*** Records supplied ***
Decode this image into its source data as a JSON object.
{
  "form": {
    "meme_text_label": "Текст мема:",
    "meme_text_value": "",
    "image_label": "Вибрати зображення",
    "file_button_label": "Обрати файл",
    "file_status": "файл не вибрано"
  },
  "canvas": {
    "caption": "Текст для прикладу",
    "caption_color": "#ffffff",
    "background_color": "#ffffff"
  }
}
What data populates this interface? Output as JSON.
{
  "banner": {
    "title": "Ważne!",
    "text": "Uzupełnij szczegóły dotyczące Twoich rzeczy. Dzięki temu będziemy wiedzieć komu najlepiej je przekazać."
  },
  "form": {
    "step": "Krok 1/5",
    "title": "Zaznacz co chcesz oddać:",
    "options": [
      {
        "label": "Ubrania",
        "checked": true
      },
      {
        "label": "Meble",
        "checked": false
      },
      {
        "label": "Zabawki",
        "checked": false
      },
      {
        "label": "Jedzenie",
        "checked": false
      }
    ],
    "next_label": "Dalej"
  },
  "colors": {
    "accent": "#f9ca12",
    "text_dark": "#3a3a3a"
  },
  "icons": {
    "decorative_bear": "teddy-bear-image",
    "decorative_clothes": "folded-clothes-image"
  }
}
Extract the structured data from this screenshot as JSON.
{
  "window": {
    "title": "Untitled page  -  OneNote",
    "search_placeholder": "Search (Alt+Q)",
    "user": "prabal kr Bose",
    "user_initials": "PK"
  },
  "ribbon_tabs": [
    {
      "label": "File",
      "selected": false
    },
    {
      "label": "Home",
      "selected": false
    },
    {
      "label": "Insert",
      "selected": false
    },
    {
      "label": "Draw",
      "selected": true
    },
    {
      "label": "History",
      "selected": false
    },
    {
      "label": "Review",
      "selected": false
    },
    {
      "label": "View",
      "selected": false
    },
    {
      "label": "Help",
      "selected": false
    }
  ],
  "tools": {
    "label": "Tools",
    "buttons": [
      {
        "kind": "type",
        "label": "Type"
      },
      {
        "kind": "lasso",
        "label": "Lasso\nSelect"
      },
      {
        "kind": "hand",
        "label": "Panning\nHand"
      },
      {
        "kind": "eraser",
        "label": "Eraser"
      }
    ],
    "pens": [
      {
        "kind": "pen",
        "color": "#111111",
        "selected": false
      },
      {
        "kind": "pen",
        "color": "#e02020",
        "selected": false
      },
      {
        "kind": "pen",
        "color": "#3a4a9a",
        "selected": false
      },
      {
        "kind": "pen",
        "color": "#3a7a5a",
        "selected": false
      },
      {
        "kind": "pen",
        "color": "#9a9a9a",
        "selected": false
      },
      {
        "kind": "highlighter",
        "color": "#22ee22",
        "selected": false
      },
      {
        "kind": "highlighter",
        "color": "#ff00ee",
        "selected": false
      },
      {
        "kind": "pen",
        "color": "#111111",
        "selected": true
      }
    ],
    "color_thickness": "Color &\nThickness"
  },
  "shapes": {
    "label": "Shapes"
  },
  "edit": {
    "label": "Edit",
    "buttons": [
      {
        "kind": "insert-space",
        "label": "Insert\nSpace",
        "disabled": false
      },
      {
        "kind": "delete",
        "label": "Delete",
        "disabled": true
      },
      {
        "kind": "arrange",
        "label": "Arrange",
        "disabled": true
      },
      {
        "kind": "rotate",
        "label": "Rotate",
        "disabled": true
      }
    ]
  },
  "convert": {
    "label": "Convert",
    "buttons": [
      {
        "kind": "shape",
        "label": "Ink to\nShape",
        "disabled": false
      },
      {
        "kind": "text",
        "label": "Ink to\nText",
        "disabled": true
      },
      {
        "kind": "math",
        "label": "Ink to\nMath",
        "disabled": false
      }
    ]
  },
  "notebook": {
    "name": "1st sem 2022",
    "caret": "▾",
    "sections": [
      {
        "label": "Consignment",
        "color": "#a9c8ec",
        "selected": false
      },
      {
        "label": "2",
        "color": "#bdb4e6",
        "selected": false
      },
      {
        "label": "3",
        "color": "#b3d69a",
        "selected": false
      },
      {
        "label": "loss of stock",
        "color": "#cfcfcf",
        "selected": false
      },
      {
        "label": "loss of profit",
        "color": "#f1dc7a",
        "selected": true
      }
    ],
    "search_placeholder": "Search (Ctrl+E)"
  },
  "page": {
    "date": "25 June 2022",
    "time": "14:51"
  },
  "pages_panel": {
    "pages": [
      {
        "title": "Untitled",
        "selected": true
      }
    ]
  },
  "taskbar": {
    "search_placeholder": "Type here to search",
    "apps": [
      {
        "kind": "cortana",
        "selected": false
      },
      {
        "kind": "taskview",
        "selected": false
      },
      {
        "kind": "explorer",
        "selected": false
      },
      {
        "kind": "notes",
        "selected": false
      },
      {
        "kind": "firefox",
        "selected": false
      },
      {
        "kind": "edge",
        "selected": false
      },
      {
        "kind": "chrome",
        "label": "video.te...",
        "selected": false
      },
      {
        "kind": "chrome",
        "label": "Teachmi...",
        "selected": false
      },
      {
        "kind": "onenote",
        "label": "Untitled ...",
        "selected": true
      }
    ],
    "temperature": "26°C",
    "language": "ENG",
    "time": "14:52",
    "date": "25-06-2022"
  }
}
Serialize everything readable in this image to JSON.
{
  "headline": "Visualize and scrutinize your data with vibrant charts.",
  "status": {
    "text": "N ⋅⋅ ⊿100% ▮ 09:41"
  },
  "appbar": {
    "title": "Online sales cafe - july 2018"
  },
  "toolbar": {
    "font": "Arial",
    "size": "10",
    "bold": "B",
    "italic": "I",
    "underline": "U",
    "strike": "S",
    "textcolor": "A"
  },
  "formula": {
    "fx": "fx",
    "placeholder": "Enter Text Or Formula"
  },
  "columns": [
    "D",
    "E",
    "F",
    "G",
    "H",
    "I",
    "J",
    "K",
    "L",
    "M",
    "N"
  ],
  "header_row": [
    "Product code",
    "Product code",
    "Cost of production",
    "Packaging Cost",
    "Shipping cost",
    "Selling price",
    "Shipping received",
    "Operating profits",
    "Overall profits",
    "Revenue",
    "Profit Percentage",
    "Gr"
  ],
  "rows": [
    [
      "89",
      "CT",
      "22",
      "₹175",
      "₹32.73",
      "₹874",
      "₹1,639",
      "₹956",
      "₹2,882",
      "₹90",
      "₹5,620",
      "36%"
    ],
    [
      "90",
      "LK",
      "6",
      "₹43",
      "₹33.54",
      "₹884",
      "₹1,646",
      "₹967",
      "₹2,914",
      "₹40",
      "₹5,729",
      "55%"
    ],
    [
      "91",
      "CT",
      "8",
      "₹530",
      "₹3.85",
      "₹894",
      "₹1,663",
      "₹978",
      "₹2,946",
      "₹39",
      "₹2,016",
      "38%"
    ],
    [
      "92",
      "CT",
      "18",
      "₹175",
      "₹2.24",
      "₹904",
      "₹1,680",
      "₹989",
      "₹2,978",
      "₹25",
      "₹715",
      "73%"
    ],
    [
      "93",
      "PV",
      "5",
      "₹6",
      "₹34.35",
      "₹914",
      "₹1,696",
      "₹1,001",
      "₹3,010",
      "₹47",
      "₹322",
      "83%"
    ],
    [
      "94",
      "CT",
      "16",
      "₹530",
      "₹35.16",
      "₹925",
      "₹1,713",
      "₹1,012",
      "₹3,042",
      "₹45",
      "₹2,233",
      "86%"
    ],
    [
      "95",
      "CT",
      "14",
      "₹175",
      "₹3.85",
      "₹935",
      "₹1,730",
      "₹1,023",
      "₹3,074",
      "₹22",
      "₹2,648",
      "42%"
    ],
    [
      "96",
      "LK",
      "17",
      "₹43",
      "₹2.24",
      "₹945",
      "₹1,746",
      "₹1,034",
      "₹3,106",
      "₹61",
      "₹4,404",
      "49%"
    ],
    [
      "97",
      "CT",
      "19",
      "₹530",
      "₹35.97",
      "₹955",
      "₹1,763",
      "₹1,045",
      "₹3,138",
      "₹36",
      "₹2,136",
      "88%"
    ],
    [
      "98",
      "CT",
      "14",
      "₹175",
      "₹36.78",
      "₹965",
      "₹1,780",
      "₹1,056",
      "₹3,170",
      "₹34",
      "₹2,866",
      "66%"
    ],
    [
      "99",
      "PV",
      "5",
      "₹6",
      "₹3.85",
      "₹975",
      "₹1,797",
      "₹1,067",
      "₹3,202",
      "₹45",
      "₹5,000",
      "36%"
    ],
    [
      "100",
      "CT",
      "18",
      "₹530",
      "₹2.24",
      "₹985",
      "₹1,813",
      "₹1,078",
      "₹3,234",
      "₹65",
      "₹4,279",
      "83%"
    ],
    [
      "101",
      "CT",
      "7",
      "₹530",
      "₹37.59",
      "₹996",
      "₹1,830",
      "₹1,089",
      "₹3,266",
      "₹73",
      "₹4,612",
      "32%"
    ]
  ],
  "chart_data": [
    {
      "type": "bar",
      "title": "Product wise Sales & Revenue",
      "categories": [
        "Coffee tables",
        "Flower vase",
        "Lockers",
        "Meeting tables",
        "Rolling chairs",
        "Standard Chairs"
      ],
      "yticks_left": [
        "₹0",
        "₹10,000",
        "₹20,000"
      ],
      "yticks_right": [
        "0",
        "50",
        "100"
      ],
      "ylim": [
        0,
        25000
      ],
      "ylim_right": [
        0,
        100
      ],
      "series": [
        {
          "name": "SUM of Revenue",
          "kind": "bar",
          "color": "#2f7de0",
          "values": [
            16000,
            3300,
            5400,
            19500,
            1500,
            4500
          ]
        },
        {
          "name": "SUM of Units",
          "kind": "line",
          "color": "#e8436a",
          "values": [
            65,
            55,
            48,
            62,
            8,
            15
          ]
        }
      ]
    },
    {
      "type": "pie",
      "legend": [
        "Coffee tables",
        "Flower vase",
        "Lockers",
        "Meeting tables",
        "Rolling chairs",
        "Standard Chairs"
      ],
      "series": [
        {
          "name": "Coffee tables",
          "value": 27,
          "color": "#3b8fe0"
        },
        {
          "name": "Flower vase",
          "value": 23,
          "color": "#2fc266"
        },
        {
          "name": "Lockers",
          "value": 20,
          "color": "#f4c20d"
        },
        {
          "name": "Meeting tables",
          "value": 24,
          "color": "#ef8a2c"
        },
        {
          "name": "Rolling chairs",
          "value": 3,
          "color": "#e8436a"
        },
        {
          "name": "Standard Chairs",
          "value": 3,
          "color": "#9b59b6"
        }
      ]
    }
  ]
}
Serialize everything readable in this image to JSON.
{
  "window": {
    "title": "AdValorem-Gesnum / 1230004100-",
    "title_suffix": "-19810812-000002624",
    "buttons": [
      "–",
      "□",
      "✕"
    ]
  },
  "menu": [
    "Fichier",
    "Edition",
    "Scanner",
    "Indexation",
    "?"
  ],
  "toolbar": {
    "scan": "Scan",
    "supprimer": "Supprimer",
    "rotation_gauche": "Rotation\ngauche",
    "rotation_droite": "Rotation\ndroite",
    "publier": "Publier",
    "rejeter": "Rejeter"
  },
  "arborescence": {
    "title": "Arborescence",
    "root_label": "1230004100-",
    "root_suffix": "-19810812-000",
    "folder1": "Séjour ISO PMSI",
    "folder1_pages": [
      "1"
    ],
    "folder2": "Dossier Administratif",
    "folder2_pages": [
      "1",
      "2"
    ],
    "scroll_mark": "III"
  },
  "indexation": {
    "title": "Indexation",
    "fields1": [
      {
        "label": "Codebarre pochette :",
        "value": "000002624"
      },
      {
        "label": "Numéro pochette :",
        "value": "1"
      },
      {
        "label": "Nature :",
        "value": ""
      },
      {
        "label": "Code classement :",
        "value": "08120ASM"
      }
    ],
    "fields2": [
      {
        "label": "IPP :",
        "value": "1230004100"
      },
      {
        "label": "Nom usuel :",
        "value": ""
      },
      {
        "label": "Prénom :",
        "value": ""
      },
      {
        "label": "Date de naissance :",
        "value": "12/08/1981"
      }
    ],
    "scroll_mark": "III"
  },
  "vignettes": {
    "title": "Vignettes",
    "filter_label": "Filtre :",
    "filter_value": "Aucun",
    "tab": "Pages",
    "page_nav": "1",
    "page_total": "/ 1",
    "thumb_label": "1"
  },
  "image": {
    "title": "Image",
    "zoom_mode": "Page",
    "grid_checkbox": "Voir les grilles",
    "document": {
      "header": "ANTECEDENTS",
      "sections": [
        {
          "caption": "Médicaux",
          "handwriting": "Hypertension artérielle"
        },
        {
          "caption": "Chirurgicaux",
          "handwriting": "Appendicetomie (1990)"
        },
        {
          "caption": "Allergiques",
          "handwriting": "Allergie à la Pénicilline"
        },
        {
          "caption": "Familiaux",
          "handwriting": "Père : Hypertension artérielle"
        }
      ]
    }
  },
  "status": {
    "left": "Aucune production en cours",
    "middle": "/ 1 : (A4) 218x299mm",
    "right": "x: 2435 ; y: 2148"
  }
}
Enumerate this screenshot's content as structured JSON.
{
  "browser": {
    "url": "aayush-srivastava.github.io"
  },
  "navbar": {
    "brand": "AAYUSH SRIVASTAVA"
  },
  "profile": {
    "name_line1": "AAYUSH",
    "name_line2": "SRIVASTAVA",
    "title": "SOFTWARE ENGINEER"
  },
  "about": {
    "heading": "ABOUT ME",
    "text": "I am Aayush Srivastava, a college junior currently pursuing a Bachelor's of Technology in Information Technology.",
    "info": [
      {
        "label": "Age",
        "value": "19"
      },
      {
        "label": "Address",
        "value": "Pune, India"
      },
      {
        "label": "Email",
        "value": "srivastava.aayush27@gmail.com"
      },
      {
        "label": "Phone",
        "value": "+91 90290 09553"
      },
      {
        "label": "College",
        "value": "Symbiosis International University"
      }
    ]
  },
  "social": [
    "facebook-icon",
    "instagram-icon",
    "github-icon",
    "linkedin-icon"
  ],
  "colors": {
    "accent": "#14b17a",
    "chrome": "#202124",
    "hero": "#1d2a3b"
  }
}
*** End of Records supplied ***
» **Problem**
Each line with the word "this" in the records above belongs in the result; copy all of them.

» **Result of the exercise**
Decode this image into its source data as a JSON object.
What data populates this interface? Output as JSON.
Extract the structured data from this screenshot as JSON.
Serialize everything readable in this image to JSON.
Serialize everything readable in this image to JSON.
Enumerate this screenshot's content as structured JSON.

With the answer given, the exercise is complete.